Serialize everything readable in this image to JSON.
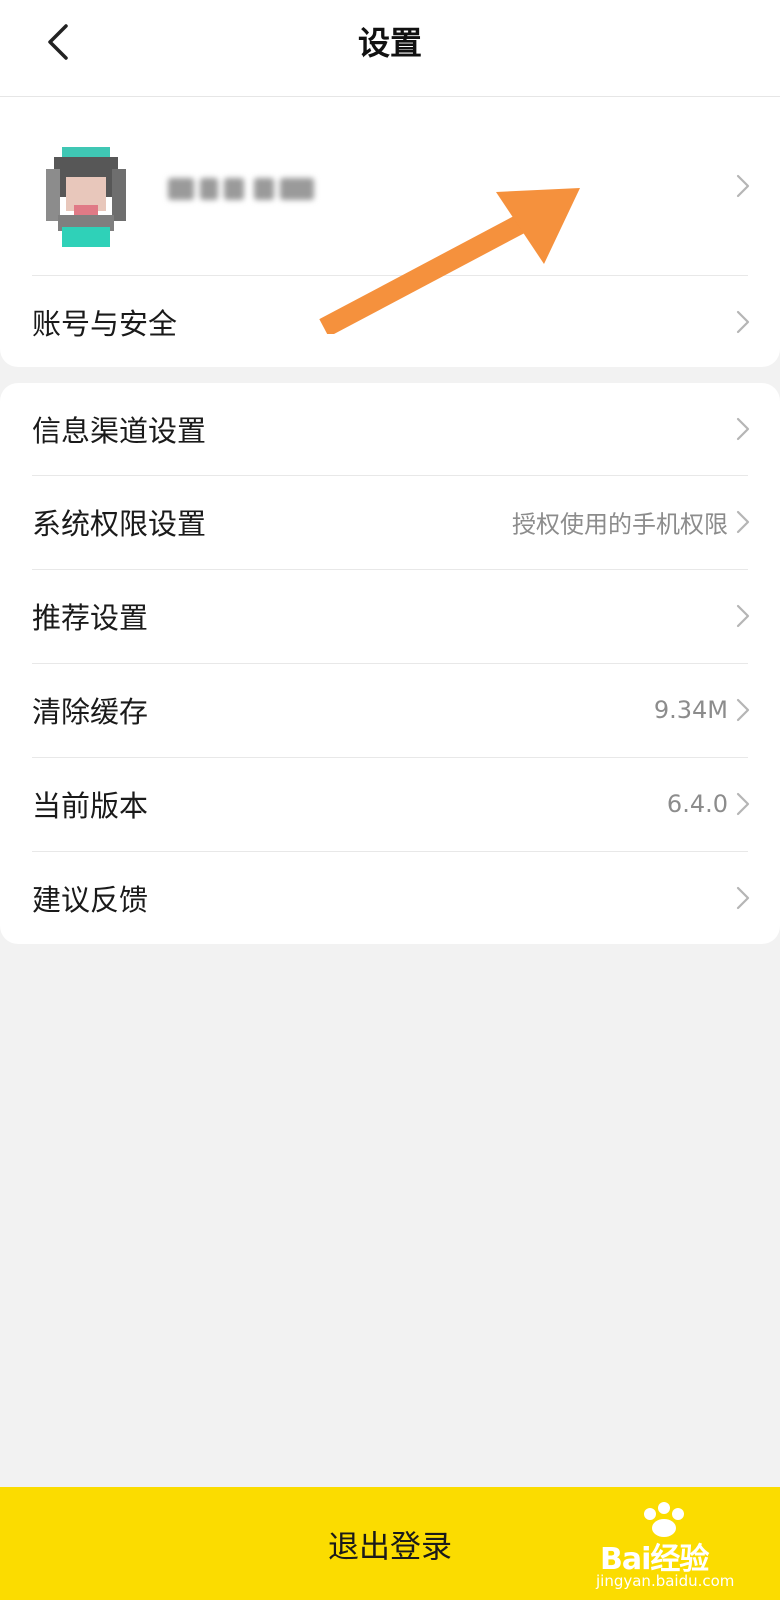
{
  "header": {
    "title": "设置"
  },
  "profile": {
    "nickname_hidden": true
  },
  "section1": {
    "items": [
      {
        "label": "账号与安全",
        "value": ""
      }
    ]
  },
  "section2": {
    "items": [
      {
        "label": "信息渠道设置",
        "value": ""
      },
      {
        "label": "系统权限设置",
        "value": "授权使用的手机权限"
      },
      {
        "label": "推荐设置",
        "value": ""
      },
      {
        "label": "清除缓存",
        "value": "9.34M"
      },
      {
        "label": "当前版本",
        "value": "6.4.0"
      },
      {
        "label": "建议反馈",
        "value": ""
      }
    ]
  },
  "footer": {
    "logout_label": "退出登录"
  },
  "watermark": {
    "brand": "Bai经验",
    "url": "jingyan.baidu.com"
  },
  "colors": {
    "accent": "#fbdc00",
    "annotation_arrow": "#f5913d",
    "background": "#f2f2f2"
  },
  "icons": {
    "back": "chevron-left-icon",
    "row_arrow": "chevron-right-icon"
  }
}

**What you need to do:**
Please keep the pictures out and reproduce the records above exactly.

**Exercise solution:**
Serialize everything readable in this image to JSON.
{
  "header": {
    "title": "设置"
  },
  "profile": {
    "nickname_hidden": true
  },
  "section1": {
    "items": [
      {
        "label": "账号与安全",
        "value": ""
      }
    ]
  },
  "section2": {
    "items": [
      {
        "label": "信息渠道设置",
        "value": ""
      },
      {
        "label": "系统权限设置",
        "value": "授权使用的手机权限"
      },
      {
        "label": "推荐设置",
        "value": ""
      },
      {
        "label": "清除缓存",
        "value": "9.34M"
      },
      {
        "label": "当前版本",
        "value": "6.4.0"
      },
      {
        "label": "建议反馈",
        "value": ""
      }
    ]
  },
  "footer": {
    "logout_label": "退出登录"
  },
  "watermark": {
    "brand": "Bai经验",
    "url": "jingyan.baidu.com"
  },
  "colors": {
    "accent": "#fbdc00",
    "annotation_arrow": "#f5913d",
    "background": "#f2f2f2"
  },
  "icons": {
    "back": "chevron-left-icon",
    "row_arrow": "chevron-right-icon"
  }
}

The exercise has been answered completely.